A few EV startups have pursued the role of handling just the sales and design while outsourcing the manufacturing abroad. But they haven’t really gotten traction. Coda Automotive is one that tried, but folded after selling 117 cars. Fisker themselves attempted to do this before failing and eventually filing for bankruptcy. Even with Foxconn handling some of the manufacturing, car design and sales still requires an immense amount of capital.
Recently, Reuters announced that Xiaomi is seeking a partnership with Chinese automaker Great Wall Motors to build and offer electric vehicles. Xiaomi's ecosystem of networked electronics makes them a valuable potential customer. And they already work with Foxconn for their gadgets. The fact that they would rather partner with a traditional carmaker implies that Foxconn's EV assembly chain is not ready yet for prime time.

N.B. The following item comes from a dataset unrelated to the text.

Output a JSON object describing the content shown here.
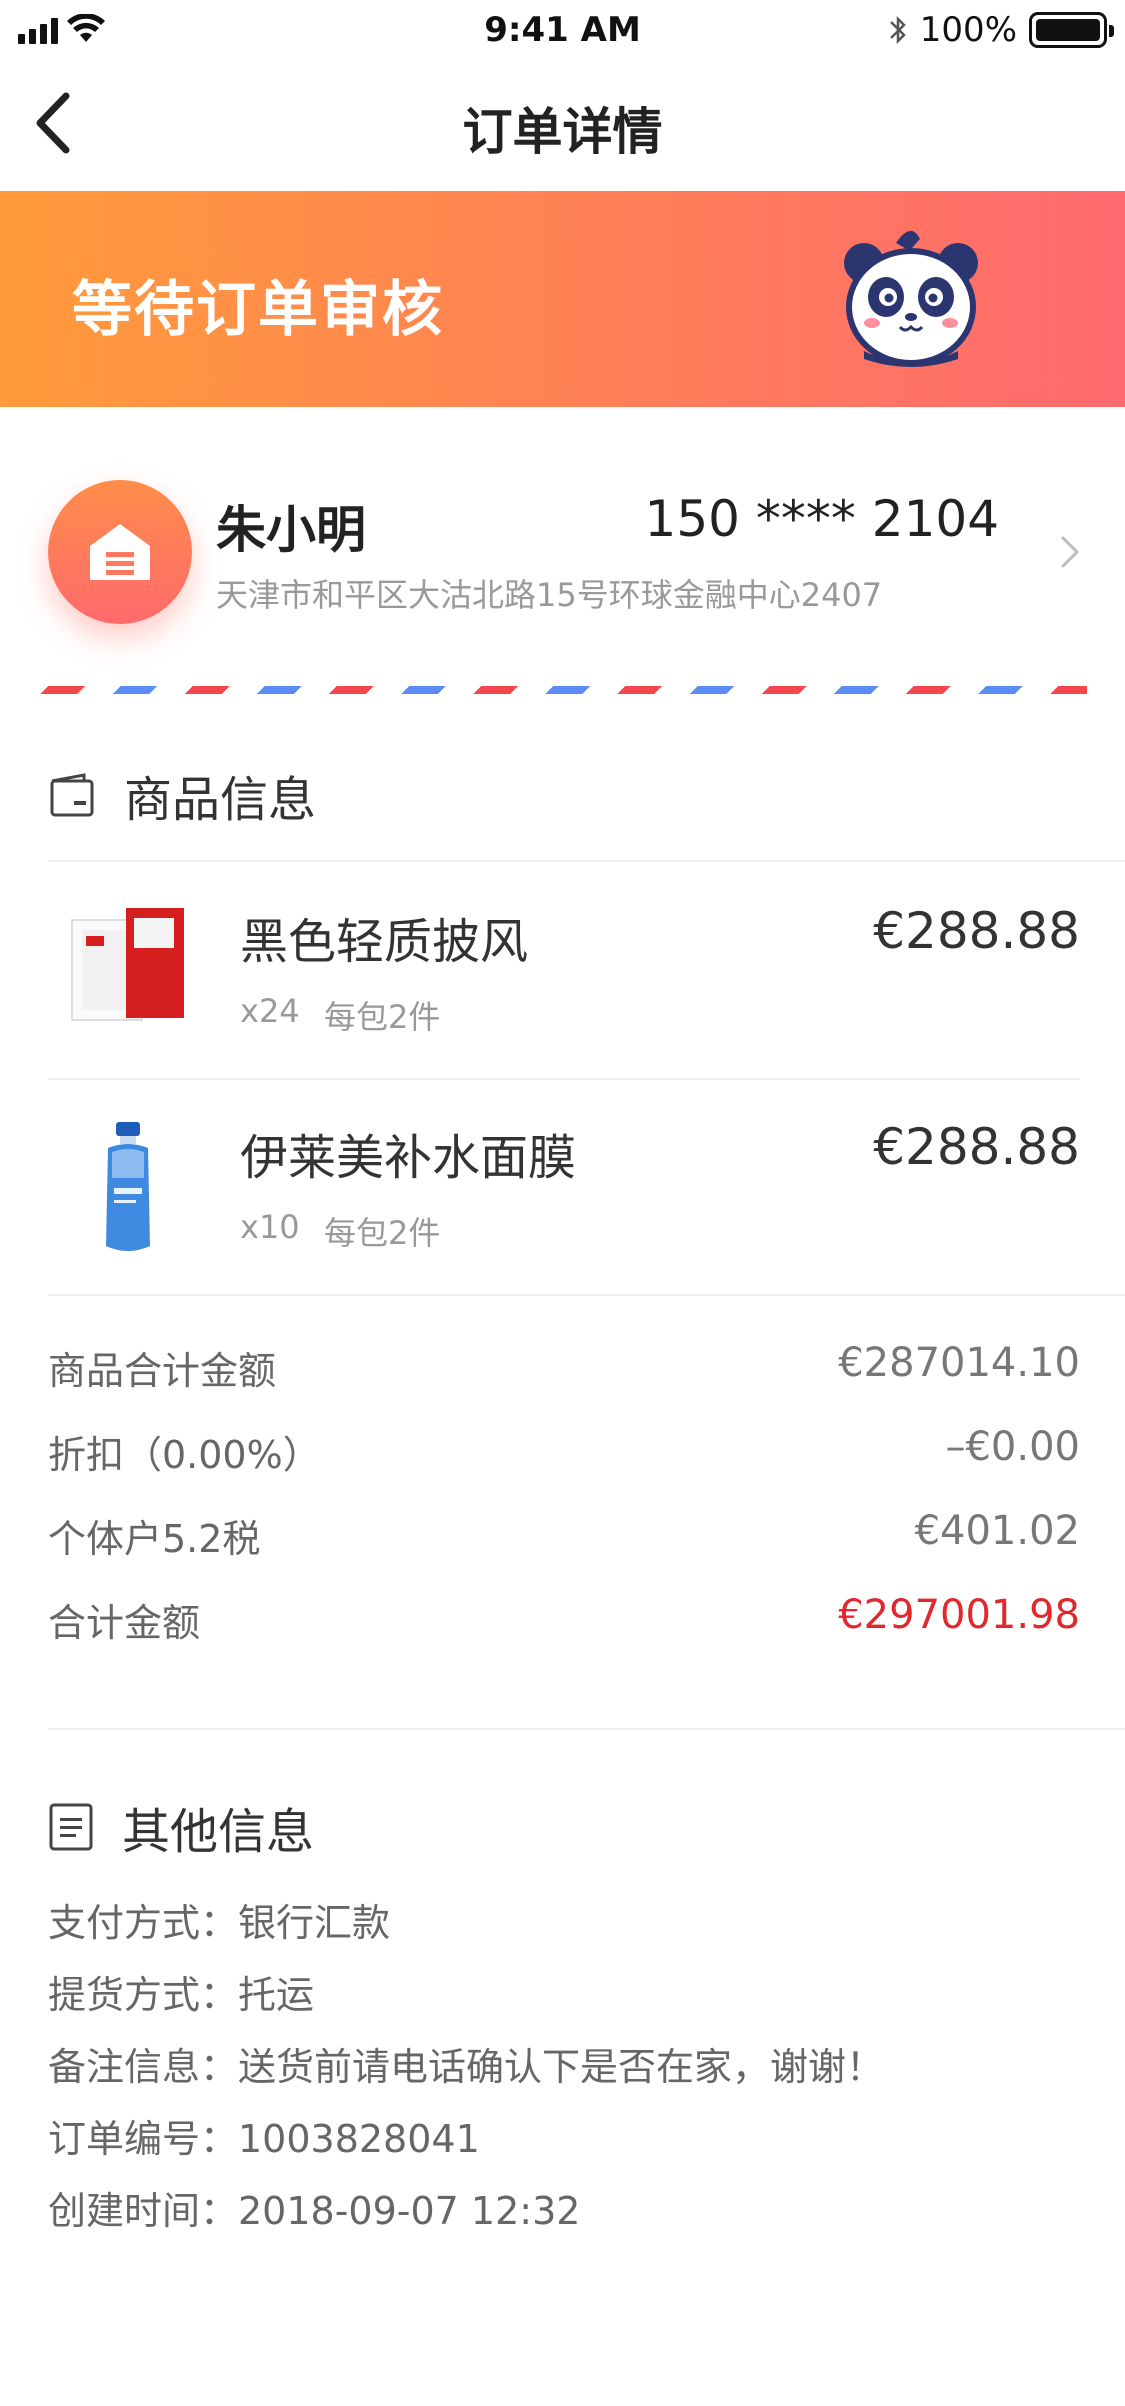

The Apple Question
Perhaps they are waiting for Apple to move forward with their Apple Car product. It would not be the first time they have spun up things in the hope of getting Apple's business. They had repeatedly offered their display technologies for use in Apple products - a request Apple has not yet taken up.
I know I keep hearing about an Apple car. There are a lot of rumors. And Apple is one of the few companies who can bring really good software expertise to a car project. They know how to tie together those disparate parts into a beautiful, unified experience. They have done it before.
But cars are long lived things. You buy and use them for years, maybe decades. They are too expensive otherwise. You need to build for that in mind. And while an iPhone has relatively good longevity in its industry, it is still nowhere near 10 years or more.
So to be honest, if you ask me right now I think it is more just exploration than actual product. But Foxconn is putting a lot of wood behind their EV manufacturing arrow. I hope they have more info than me.
And one more thing. I don’t think they are gunning for Tesla as a customer either. Tesla practices a lot of vertical integration and tends to keep things pretty much in-house.
So is this going to go anywhere? Foxconn’s chairman has previously said that he thinks that electric vehicles has as much potential for the company as its mobile phones business.
My honest thoughts? If they can’t get Apple to sign on then I think this is going to be a dead end. Sucks, but Foxconn still has a $180 billion business to fall back on.